That’s what the guy who weighed our bags at the airport said seven years ago. It made me question whether or not airlines had ever considered any form of “Things Not to Say” training for their employees. It’s funny (not “funny ha ha” or “funny strange” but “funny disturbing”) how easy it is to build a complete understanding of a nation based on the most shocking news that comes out of it.
My daughter recently turned ten. Know how we celebrated?
We rode roller coasters.
Real, American roller coasters strategically engineered by certifiable maniacs to flatten your internal organs against your spine, stretch the front of your face to the back of your head and cause you to scream like Little Miss Muffet on Fear Factor.
It was awesome.
I had groomed her for this day since she was nine months old when I would pick her up, fling her over my shoulders, flip her upside down and throw her in the air as high as I could (much to the dismay of her mother). My reasoning? Roller coaster training. I was ensuring that I would have someone to ride the rides with someday in the future.
My investment paid off.
The perfect day had finally come. She had grown to the exact minimum height limit (possibly earlier that morning) and more importantly . . . we were finally in America. She had only dreamed of such coasters as she was growing up in China where most of the rides we had access to were more reminiscent of a county fair from the 1950’s. In fact, before we left China, I learned that this might actually be her version of the complete American dream.
As we were packing our things I asked her how she was feeling about the big move.
“Eh . . . good and bad.”
I actually smiled from the inside out because I’ve come to realize the absolute essential nature of processing the paradox of transition. If it’s all good, you’re setting yourself up for a fall. If it’s all bad you’re a real pain to be around. I was thrilled with her answer, so I pushed for more.
“Yeah? What are you looking forward to?”
Without blinking, “Roller coasters.”
I gave myself an internal high five and tried to keep a straight face. “Yeah me too. What are you afraid of?”
“Mmm. Getting shot.”
Phuaw.
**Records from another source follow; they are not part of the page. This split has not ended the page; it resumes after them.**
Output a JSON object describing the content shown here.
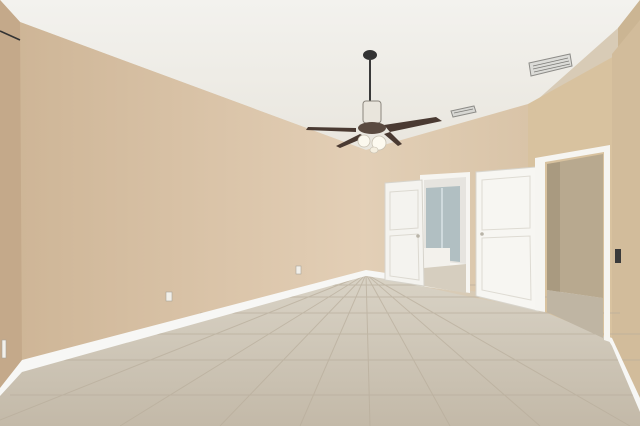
{
  "scene": {
    "colors": {
      "ceiling": "#f1efe9",
      "wall_left": "#d9c3a8",
      "wall_back": "#dfccb2",
      "wall_right": "#cdb79b",
      "floor": "#cfc7b8",
      "baseboard": "#f7f7f5",
      "door": "#f4f3ef",
      "fan_blade": "#4a3a32"
    },
    "icons": [
      "ceiling-fan-icon",
      "air-vent-icon",
      "electrical-outlet-icon"
    ]
  }
}
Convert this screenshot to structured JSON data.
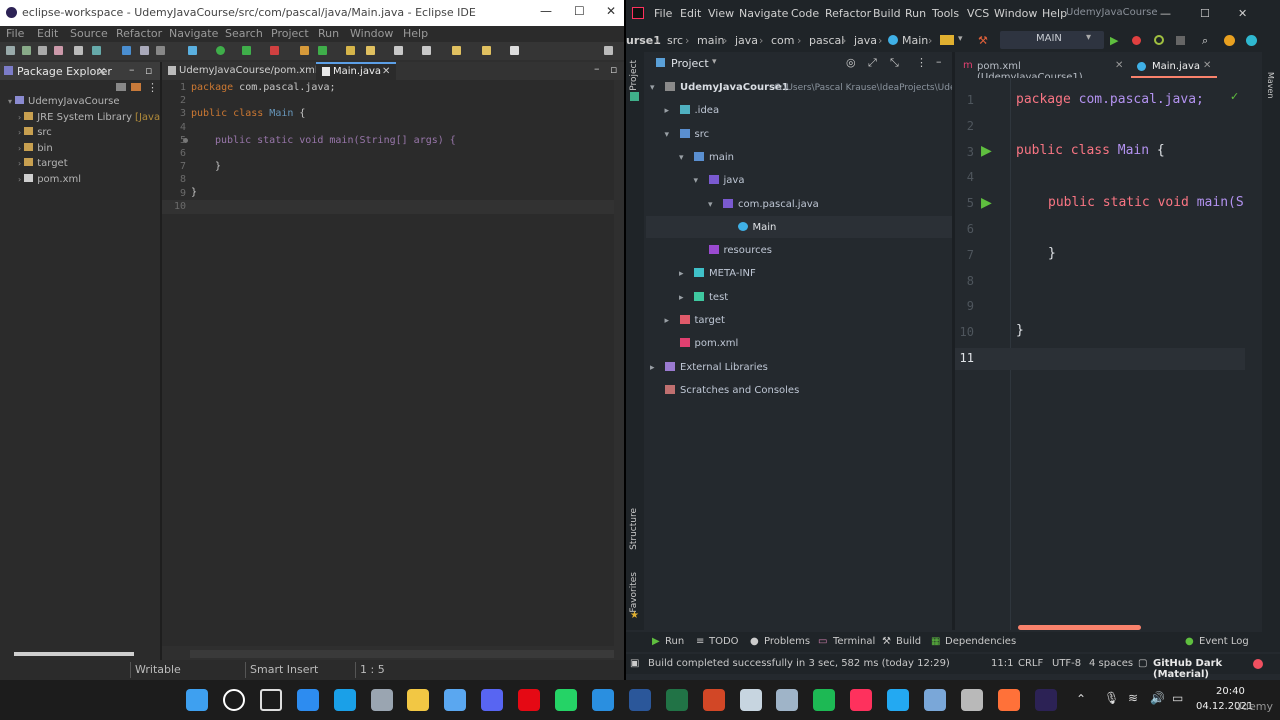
{
  "eclipse": {
    "window_title": "eclipse-workspace - UdemyJavaCourse/src/com/pascal/java/Main.java - Eclipse IDE",
    "menu": [
      "File",
      "Edit",
      "Source",
      "Refactor",
      "Navigate",
      "Search",
      "Project",
      "Run",
      "Window",
      "Help"
    ],
    "package_explorer": {
      "tab_label": "Package Explorer",
      "tree": [
        {
          "label": "UdemyJavaCourse",
          "indent": 0
        },
        {
          "label": "JRE System Library",
          "suffix": "[JavaSE",
          "indent": 1
        },
        {
          "label": "src",
          "indent": 1
        },
        {
          "label": "bin",
          "indent": 1
        },
        {
          "label": "target",
          "indent": 1
        },
        {
          "label": "pom.xml",
          "indent": 1
        }
      ]
    },
    "editor_tabs": [
      {
        "label": "UdemyJavaCourse/pom.xml",
        "active": false
      },
      {
        "label": "Main.java",
        "active": true
      }
    ],
    "line_numbers": [
      "1",
      "2",
      "3",
      "4",
      "5",
      "6",
      "7",
      "8",
      "9",
      "10"
    ],
    "code": {
      "l1_kw": "package",
      "l1_rest": " com.pascal.java;",
      "l3_kw1": "public",
      "l3_kw2": "class",
      "l3_name": "Main",
      "l3_rest": " {",
      "l5": "public static void main(String[] args) {",
      "l7": "}",
      "l9": "}"
    },
    "status": {
      "writable": "Writable",
      "insert": "Smart Insert",
      "position": "1 : 5"
    }
  },
  "idea": {
    "menu": [
      "File",
      "Edit",
      "View",
      "Navigate",
      "Code",
      "Refactor",
      "Build",
      "Run",
      "Tools",
      "VCS",
      "Window",
      "Help"
    ],
    "project_name": "UdemyJavaCourse",
    "breadcrumb": [
      "urse1",
      "src",
      "main",
      "java",
      "com",
      "pascal",
      "java",
      "Main"
    ],
    "run_config": "MAIN",
    "project_panel_title": "Project",
    "project_path": "C:\\Users\\Pascal Krause\\IdeaProjects\\Ude",
    "tree": [
      {
        "label": "UdemyJavaCourse1",
        "indent": 0,
        "arrow": "▾",
        "color": "#d9dde3"
      },
      {
        "label": ".idea",
        "indent": 1,
        "arrow": "▸",
        "color": "#bfc7d5"
      },
      {
        "label": "src",
        "indent": 1,
        "arrow": "▾",
        "color": "#bfc7d5"
      },
      {
        "label": "main",
        "indent": 2,
        "arrow": "▾",
        "color": "#bfc7d5"
      },
      {
        "label": "java",
        "indent": 3,
        "arrow": "▾",
        "color": "#bfc7d5"
      },
      {
        "label": "com.pascal.java",
        "indent": 4,
        "arrow": "▾",
        "color": "#bfc7d5"
      },
      {
        "label": "Main",
        "indent": 5,
        "arrow": "",
        "color": "#e1e4e8"
      },
      {
        "label": "resources",
        "indent": 3,
        "arrow": "",
        "color": "#bfc7d5"
      },
      {
        "label": "META-INF",
        "indent": 2,
        "arrow": "▸",
        "color": "#bfc7d5"
      },
      {
        "label": "test",
        "indent": 2,
        "arrow": "▸",
        "color": "#bfc7d5"
      },
      {
        "label": "target",
        "indent": 1,
        "arrow": "▸",
        "color": "#bfc7d5"
      },
      {
        "label": "pom.xml",
        "indent": 1,
        "arrow": "",
        "color": "#bfc7d5"
      },
      {
        "label": "External Libraries",
        "indent": 0,
        "arrow": "▸",
        "color": "#bfc7d5"
      },
      {
        "label": "Scratches and Consoles",
        "indent": 0,
        "arrow": "",
        "color": "#bfc7d5"
      }
    ],
    "editor_tabs": [
      {
        "label": "pom.xml (UdemyJavaCourse1)",
        "active": false
      },
      {
        "label": "Main.java",
        "active": true
      }
    ],
    "line_numbers": [
      "1",
      "2",
      "3",
      "4",
      "5",
      "6",
      "7",
      "8",
      "9",
      "10",
      "11"
    ],
    "code": {
      "l1_kw": "package",
      "l1_rest": " com.pascal.java;",
      "l3_kw": "public class",
      "l3_name": " Main",
      "l3_rest": " {",
      "l5_kw": "public static void",
      "l5_name": " main(S",
      "l7": "}",
      "l10": "}"
    },
    "left_tools": [
      "Project",
      "Structure",
      "Favorites"
    ],
    "right_tools": [
      "Maven"
    ],
    "bottom_tools": [
      "Run",
      "TODO",
      "Problems",
      "Terminal",
      "Build",
      "Dependencies",
      "Event Log"
    ],
    "status": {
      "message": "Build completed successfully in 3 sec, 582 ms (today 12:29)",
      "position": "11:1",
      "line_sep": "CRLF",
      "encoding": "UTF-8",
      "indent": "4 spaces",
      "theme": "GitHub Dark (Material)"
    }
  },
  "taskbar": {
    "time": "20:40",
    "date": "04.12.2021",
    "watermark": "Udemy",
    "apps": [
      {
        "name": "windows-start-icon",
        "color": "#3ea0f0"
      },
      {
        "name": "search-icon",
        "color": "#ffffff"
      },
      {
        "name": "task-view-icon",
        "color": "#dddddd"
      },
      {
        "name": "file-explorer-docs-icon",
        "color": "#2d8cf0"
      },
      {
        "name": "edge-icon",
        "color": "#1aa0e8"
      },
      {
        "name": "settings-icon",
        "color": "#9aa5b1"
      },
      {
        "name": "file-explorer-icon",
        "color": "#f2c744"
      },
      {
        "name": "store-icon",
        "color": "#5aa7f0"
      },
      {
        "name": "discord-icon",
        "color": "#5865f2"
      },
      {
        "name": "netflix-icon",
        "color": "#e50914"
      },
      {
        "name": "whatsapp-icon",
        "color": "#25d366"
      },
      {
        "name": "mail-icon",
        "color": "#2a8fe0"
      },
      {
        "name": "word-icon",
        "color": "#2b579a"
      },
      {
        "name": "excel-icon",
        "color": "#217346"
      },
      {
        "name": "powerpoint-icon",
        "color": "#d24726"
      },
      {
        "name": "steam-icon",
        "color": "#c7d5e0"
      },
      {
        "name": "chrome-like-icon",
        "color": "#9fb4c8"
      },
      {
        "name": "spotify-icon",
        "color": "#1db954"
      },
      {
        "name": "intellij-icon",
        "color": "#fe315d"
      },
      {
        "name": "vscode-icon",
        "color": "#23a9f2"
      },
      {
        "name": "photo-icon",
        "color": "#7aa7d8"
      },
      {
        "name": "database-icon",
        "color": "#b9b9b9"
      },
      {
        "name": "firefox-icon",
        "color": "#ff7139"
      },
      {
        "name": "eclipse-icon",
        "color": "#2c2255"
      }
    ]
  }
}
It’s funny (not so much the “ha ha” kind) how easy it is to build an understanding of a nation based on the most shocking news that comes out of it.
I guess it goes both ways.